Alverine citrate fails to relieve the symptoms of irritable bowel syndrome: results of a double-blind, randomized, placebo-controlled trial.
Mitchell SA., Mee AS., Smith GD., Palmer KR., Chapman RW.

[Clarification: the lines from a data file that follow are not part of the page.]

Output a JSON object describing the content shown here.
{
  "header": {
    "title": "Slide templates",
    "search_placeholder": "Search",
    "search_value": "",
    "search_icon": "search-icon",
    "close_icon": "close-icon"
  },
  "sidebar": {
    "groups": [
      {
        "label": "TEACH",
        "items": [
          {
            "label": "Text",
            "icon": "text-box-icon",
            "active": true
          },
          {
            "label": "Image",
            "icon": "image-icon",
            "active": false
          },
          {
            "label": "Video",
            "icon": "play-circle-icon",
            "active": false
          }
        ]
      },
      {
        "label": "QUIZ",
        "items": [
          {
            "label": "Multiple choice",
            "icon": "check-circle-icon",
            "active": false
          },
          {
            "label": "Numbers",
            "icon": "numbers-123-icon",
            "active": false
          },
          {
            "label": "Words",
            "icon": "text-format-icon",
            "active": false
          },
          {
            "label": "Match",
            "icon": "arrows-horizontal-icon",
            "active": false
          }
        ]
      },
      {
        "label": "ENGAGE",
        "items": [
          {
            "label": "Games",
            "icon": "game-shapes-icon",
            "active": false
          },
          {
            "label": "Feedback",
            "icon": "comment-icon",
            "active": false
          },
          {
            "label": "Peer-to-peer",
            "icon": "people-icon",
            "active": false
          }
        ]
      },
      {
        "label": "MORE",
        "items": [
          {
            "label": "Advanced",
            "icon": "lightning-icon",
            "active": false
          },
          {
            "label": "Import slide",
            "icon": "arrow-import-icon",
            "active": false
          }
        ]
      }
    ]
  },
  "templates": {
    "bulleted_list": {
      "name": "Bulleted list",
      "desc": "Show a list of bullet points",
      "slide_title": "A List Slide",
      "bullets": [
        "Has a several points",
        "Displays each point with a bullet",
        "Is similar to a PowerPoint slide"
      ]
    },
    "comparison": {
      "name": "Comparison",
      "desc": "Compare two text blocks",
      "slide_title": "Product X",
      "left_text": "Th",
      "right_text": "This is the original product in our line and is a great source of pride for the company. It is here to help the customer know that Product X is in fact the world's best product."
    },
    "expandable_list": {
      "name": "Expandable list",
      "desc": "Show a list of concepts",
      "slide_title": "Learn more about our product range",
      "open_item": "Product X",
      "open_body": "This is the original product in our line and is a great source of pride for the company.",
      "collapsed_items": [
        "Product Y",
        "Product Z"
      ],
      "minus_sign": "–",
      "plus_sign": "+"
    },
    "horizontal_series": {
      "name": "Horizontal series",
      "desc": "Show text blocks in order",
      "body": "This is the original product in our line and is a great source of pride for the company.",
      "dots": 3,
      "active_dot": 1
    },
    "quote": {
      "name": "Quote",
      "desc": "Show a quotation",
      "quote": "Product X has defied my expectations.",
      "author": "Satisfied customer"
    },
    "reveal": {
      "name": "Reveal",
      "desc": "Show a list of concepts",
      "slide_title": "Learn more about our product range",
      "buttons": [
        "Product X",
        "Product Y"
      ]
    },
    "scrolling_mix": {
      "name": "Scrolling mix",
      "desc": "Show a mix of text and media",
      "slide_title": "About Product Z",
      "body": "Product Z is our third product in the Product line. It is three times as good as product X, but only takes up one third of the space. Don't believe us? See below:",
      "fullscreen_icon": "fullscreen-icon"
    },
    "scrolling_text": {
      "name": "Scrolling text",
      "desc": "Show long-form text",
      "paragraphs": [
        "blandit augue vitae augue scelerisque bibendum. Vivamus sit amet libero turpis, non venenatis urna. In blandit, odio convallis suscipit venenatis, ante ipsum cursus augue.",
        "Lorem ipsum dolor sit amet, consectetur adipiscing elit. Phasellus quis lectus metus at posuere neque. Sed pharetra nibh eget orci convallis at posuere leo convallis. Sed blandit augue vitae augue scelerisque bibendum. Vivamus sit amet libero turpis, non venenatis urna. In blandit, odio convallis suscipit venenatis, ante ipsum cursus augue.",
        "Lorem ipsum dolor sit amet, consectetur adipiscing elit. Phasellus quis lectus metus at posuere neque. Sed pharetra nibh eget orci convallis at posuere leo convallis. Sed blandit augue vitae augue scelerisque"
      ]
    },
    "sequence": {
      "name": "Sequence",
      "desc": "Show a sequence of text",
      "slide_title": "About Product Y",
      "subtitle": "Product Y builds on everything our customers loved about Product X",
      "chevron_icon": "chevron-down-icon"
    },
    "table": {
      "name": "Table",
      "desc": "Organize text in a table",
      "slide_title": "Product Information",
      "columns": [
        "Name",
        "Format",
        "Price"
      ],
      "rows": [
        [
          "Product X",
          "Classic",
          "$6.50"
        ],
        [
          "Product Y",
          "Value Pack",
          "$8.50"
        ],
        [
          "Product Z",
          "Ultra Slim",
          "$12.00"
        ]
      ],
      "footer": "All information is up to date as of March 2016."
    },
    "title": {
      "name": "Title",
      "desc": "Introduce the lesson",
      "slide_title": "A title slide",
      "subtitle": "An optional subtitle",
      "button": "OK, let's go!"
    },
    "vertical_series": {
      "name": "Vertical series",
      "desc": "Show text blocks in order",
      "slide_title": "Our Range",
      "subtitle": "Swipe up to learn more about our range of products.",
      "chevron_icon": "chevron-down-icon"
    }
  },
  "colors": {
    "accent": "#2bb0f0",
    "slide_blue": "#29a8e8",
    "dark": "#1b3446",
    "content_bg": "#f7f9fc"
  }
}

BACKGROUND: Alverine citrate has been used in the treatment of irritable bowel syndrome for many years. AIMS: To compare the efficacy and safety of a new formulation of alverine citrate, a 120-mg capsule, with placebo given three times daily for 12 weeks. METHODS: One hundred and seven patients with irritable bowel syndrome were entered into this three-centre, double-blind, randomized, placebo-controlled, parallel group trial. The primary end-point was relief of abdominal pain indicated by improvement in the scores for severity and frequency. Secondary efficacy variables included scores for other clinical symptoms and for overall well-being. RESULTS: The severity and frequency of abdominal pain improved in 66% and 68% of patients treated with alverine citrate vs. 58% and 69% of the placebo group, but these differences were not significant. The mean percentage reduction in the scores for abdominal pain from baseline to the final assessment, although greater in the alverine citrate group (43.7%) compared with the placebo group (33.3%), was not statistically significant. CONCLUSIONS: Alverine citrate is no better than placebo at relieving the symptoms of irritable bowel syndrome. Future trials should be designed to take into account the high and persistent placebo response seen in this condition.